As a general rule, I think that the Church (meaning both the collective Body of Christ and denominational bodies) should be cautious about taking stands on political issues. When I wrote about this yesterday, John Meunier responded:
I'm intrigued by the desire to have Christians active but the church silent.
Doesn't this run counter to all our talk of Christianity being fundamentally a communal or social religion? We talk about how tough it is to have a genuine Christianity that is private. Why does that stop when Christian conviction impinges on the political realm?
Imagine this scenario: I serve as Chairperson of the General Board of Church and Society, and that agency is filled with like-minded libertarian Christians. One day, after prayerfully examining the Scriptures and current events, we announce:
"The Social Security program is thievery, as it takes resources from people without their consent. It is therefore contrary to the commands of Christ, who never advocated theft to alleviate poverty. We condemn the criminal enterprise of Social Security and call its advocates to repent of their sin and seek the grace of God."
The next day, news sources run the headline: "United Methodist Church Demands Immediate End to Social Security." Sincere, faithful Christians who are members of the UMC but disagree with this position on Social Security face the insult of one of their church agencies denying their fidelity to Christ.
Wouldn't that bother a lot of you?
And I hope that it would bother you for more reasons than merely because you disagree with the policy analysis.
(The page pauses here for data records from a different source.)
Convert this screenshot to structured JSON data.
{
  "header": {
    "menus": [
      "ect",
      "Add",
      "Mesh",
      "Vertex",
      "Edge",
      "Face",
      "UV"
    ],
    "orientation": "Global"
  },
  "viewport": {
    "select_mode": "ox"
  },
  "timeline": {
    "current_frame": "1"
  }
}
Harry Browne once said of overreaching government "The problem is not the abuse of power; the problem is the power to abuse." In like manner, the problem here is not the Church taking a stand on political minutiae contrary to yours; the problem is the Church taking a stand on political minutiae.